Landlords who are hoping to increase their property’s energy efficiency rating are inclined to invest in many things but the most widely chosen option is installing new boilers. According to installers like Crofts, this is done because the landlords wanted to make sure that they are following as per the latest standards indicated by governing bodies.

Paragon, the firm responsible for the new data, shared that almost all landlords are notified of the new minimum level set for the energy efficiency standards. This was implemented on the first day of April. In a survey, it was found out that 93 per cent of the houses that belong to the private rented sector are already at the required rating and others are already above the level.

In the new standard, landlords must make sure that their properties received at least an E rating for their Energy Performance Certificate which is awarded to all rental properties. If the residential property is for rent and does not comply with the minimum level requirement, the landlord could be fined by a maximum of £5,000 for every property.

The survey asked landlords regarding the upgrades they have to make in order to make sure that they are up to par with the new standards. Four in every ten landlords, around 39 per cent, said that they had to upgrade the boiler while one-third, 33 per cent, said that they chose to replace the old windows with new ones.

In comparison, only 12 per cent chose to renovate the loft while 7 per cent decided to focus on the insulation of the cavity wall. Insulation works are not as high this year because majority of the landlords have already tackled this project last year which is before the new standard was rolled out.

John Heron, the director of mortgages at Paragon, said that PRS significant improvement has been seen with regards to the energy efficiency compared to the last ten years.
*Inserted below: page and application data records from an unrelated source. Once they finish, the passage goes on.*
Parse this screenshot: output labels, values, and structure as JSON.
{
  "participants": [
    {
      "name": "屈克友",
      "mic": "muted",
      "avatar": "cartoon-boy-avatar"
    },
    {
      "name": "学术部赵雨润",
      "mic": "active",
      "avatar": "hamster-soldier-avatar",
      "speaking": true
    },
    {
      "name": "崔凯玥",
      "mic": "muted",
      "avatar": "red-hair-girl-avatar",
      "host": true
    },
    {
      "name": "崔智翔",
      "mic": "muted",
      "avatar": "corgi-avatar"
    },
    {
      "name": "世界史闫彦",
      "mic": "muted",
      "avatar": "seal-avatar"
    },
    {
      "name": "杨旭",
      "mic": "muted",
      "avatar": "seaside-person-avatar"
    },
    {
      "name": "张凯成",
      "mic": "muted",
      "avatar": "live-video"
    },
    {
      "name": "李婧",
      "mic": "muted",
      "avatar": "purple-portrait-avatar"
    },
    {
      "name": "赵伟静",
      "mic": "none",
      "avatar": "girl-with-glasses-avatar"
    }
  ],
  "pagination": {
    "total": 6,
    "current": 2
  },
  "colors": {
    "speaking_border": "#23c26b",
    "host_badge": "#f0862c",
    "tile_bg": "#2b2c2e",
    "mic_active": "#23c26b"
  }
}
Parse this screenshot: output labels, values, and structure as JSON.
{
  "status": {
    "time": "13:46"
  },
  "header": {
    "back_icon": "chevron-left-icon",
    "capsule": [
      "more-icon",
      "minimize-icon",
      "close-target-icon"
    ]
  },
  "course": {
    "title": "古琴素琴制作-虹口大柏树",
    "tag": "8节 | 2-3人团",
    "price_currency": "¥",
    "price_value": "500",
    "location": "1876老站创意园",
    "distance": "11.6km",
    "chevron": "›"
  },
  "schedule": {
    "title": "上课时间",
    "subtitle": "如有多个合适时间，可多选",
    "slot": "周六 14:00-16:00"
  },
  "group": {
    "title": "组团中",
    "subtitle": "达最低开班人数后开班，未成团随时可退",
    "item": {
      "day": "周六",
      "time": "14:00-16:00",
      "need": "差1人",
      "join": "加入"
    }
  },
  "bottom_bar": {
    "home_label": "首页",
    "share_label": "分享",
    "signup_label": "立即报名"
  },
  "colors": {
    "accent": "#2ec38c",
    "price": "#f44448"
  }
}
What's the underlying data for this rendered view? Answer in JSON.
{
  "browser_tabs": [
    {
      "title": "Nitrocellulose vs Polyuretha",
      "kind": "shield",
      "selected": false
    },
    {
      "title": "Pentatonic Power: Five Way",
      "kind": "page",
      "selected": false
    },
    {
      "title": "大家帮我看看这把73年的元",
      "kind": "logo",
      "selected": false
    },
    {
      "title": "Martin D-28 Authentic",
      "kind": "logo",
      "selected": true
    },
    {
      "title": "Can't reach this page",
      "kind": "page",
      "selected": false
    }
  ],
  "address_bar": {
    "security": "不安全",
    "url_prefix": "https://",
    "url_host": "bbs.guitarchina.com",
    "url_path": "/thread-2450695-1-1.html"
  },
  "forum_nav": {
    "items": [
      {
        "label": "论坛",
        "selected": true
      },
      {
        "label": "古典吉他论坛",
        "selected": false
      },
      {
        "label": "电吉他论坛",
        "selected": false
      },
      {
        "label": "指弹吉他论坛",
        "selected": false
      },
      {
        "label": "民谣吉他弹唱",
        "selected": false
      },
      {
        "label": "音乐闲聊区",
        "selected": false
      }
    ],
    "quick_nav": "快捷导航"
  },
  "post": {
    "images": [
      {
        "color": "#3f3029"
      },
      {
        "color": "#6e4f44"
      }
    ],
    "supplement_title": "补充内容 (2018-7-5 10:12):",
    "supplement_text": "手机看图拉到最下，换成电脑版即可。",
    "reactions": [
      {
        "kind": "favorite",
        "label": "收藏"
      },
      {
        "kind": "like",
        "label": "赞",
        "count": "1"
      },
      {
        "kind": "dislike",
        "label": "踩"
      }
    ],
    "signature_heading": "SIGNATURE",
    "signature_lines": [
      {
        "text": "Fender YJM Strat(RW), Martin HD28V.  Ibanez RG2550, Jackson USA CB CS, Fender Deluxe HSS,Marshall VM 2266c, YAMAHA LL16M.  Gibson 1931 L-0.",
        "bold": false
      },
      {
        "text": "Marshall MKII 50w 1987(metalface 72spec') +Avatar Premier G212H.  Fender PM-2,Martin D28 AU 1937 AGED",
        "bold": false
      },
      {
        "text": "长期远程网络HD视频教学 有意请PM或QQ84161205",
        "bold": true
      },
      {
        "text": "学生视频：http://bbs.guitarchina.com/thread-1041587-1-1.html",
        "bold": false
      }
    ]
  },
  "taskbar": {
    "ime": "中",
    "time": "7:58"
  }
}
The staffs at Crofts are also in agreement because they have seen how the landlords make improvements by installing new boilers in order to lower the energy consumption of their tenants which consequently lightens the burden for them.